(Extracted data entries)
_ _ _ _ _ _ _

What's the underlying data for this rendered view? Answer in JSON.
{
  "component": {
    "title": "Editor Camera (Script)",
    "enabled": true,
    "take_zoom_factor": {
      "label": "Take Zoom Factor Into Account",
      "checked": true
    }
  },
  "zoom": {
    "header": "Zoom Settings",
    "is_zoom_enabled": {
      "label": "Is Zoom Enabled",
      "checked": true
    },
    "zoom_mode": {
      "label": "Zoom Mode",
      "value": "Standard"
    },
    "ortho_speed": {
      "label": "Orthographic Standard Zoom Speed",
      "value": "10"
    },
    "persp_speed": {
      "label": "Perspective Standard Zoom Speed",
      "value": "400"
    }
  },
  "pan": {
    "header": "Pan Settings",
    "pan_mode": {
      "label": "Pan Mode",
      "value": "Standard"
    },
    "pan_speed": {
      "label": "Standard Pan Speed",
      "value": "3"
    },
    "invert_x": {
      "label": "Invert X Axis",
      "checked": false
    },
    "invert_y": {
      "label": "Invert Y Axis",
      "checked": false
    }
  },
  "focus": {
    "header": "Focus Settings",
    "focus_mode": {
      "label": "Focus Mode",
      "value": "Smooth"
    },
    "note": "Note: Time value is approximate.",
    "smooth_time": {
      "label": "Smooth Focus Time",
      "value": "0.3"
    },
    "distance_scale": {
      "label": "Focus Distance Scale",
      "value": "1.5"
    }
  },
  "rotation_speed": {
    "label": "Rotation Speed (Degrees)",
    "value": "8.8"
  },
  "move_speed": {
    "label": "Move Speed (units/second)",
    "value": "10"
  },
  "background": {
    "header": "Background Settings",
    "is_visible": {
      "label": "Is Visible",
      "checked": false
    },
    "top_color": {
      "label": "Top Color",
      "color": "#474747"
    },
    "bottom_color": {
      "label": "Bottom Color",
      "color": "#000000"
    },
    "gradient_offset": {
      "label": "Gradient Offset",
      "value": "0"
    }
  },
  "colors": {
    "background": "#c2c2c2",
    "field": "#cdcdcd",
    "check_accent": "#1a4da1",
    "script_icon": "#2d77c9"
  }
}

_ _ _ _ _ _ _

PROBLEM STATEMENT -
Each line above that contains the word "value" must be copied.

EXPECTED OUTPUT -
      "value": "Standard"
      "value": "10"
      "value": "400"
      "value": "Standard"
      "value": "3"
      "value": "Smooth"
    "note": "Note: Time value is approximate.",
      "value": "0.3"
      "value": "1.5"
    "value": "8.8"
    "value": "10"
      "value": "0"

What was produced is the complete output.